#### YOUR ASSIGNMENT
Read the records beneath this task and copy every line that contains the string "data".

#### INFORMATION SHOWN
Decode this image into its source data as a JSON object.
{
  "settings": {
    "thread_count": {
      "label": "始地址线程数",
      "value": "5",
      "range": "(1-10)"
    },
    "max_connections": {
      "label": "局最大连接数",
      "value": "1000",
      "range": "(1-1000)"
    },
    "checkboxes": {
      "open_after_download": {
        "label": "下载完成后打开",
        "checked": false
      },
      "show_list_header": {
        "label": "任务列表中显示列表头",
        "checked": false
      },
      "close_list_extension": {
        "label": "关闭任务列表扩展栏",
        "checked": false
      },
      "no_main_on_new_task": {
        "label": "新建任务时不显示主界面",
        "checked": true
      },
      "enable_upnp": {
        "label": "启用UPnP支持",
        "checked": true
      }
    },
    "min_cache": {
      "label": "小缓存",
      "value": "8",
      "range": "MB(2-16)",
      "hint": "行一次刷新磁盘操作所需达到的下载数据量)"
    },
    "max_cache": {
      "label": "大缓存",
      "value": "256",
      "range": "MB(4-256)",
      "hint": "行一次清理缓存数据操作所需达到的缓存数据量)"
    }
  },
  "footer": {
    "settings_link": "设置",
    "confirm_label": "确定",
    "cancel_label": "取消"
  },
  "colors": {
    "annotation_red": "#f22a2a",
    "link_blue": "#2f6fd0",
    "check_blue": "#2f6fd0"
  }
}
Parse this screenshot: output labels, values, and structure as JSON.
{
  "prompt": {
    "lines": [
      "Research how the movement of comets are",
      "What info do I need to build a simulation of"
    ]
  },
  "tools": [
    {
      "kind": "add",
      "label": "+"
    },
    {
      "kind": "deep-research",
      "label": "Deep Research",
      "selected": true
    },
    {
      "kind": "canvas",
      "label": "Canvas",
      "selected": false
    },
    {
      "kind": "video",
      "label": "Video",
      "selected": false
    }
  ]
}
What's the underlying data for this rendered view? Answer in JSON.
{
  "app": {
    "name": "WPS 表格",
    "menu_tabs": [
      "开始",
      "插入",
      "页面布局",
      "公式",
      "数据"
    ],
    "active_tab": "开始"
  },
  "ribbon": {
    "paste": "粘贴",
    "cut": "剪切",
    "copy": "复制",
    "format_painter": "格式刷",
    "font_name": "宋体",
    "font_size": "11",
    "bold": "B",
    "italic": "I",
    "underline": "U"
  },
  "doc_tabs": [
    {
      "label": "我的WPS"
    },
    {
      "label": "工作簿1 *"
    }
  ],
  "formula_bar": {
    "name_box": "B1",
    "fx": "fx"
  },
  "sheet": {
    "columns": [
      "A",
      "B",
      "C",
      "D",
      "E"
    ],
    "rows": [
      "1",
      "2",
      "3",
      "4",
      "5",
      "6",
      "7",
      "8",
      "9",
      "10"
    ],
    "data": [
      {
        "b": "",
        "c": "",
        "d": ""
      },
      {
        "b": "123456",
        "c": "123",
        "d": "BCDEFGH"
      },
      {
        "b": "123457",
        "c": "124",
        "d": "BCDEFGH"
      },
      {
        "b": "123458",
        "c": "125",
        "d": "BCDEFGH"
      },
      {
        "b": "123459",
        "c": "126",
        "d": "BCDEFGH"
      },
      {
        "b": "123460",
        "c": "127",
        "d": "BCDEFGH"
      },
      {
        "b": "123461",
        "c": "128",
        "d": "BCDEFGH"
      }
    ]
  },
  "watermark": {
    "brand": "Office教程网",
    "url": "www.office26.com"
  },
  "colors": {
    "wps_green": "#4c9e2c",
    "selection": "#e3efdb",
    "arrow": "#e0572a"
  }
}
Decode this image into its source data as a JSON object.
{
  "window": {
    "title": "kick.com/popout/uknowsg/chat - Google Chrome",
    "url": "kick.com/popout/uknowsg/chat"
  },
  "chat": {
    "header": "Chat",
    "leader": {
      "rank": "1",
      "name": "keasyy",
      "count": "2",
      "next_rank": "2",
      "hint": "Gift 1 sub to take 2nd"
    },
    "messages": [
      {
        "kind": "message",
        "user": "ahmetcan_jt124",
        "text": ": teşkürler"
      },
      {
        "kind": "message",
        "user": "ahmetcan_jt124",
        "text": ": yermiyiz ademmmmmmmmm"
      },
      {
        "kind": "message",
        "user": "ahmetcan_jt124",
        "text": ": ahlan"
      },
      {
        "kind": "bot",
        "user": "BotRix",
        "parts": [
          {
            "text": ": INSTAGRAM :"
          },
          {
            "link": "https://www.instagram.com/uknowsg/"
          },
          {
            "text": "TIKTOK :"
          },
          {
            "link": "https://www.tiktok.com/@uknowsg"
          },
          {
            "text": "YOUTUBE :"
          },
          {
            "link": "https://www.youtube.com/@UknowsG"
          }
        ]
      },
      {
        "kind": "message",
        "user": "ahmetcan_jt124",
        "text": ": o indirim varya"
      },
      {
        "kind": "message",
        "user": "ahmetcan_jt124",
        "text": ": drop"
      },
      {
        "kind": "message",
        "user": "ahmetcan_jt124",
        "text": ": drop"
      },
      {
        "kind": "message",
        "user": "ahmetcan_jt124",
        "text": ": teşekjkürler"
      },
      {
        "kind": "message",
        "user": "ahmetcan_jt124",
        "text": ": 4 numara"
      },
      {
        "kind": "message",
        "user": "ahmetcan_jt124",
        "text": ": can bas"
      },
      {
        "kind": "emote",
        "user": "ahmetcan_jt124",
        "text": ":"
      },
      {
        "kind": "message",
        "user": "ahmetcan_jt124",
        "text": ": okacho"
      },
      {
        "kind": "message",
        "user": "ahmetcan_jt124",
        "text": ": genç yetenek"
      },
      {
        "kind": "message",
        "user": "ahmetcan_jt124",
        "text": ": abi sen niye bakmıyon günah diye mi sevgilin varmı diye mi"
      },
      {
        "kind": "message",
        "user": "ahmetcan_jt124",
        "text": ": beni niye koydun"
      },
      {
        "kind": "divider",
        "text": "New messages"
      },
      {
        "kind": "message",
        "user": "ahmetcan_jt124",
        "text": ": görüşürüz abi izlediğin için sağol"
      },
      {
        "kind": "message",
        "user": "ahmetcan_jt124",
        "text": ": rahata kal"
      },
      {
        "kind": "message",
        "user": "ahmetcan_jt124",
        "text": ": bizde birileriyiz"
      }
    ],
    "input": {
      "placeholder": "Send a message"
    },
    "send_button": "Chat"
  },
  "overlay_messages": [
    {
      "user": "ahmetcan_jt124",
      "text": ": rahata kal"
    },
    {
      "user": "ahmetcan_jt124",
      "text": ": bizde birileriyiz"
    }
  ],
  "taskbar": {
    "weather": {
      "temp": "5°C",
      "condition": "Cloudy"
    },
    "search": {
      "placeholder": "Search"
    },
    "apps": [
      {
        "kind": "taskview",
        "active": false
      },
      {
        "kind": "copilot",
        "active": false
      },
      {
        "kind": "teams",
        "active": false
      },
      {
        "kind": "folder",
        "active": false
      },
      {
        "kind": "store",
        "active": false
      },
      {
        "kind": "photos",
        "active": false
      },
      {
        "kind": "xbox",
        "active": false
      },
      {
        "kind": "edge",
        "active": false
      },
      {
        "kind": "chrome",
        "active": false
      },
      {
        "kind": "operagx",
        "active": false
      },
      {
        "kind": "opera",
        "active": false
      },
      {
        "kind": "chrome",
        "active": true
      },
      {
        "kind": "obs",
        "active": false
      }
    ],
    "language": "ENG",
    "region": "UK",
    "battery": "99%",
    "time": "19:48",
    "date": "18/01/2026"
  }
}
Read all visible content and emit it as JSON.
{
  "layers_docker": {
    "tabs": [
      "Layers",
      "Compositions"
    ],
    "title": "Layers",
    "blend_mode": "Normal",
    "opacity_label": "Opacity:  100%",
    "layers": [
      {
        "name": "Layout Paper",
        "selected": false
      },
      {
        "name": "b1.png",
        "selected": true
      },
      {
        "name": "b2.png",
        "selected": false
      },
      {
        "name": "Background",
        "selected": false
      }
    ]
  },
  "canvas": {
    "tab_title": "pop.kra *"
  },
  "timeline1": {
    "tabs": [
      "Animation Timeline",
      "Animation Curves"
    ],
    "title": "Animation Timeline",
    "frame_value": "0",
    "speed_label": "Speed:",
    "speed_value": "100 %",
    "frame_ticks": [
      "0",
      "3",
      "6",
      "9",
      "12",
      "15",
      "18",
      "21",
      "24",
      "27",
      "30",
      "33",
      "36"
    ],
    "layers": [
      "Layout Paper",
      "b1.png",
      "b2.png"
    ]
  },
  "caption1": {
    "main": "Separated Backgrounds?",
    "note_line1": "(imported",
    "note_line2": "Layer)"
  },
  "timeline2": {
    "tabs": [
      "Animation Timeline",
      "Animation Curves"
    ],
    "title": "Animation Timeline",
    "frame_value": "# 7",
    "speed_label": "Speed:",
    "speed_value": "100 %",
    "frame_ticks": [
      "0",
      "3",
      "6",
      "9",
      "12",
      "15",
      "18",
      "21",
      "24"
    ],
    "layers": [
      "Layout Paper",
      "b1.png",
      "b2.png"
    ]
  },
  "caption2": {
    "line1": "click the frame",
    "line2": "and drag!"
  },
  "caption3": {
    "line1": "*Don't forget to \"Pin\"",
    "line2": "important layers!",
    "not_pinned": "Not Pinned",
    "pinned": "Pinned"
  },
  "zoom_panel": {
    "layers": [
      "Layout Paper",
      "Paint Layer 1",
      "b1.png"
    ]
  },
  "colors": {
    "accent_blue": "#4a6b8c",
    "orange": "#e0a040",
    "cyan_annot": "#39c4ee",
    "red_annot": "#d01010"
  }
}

#### OUTPUT FOR THIS EXERCISE
Decode this image into its source data as a JSON object.
What's the underlying data for this rendered view? Answer in JSON.
    "data": [
Decode this image into its source data as a JSON object.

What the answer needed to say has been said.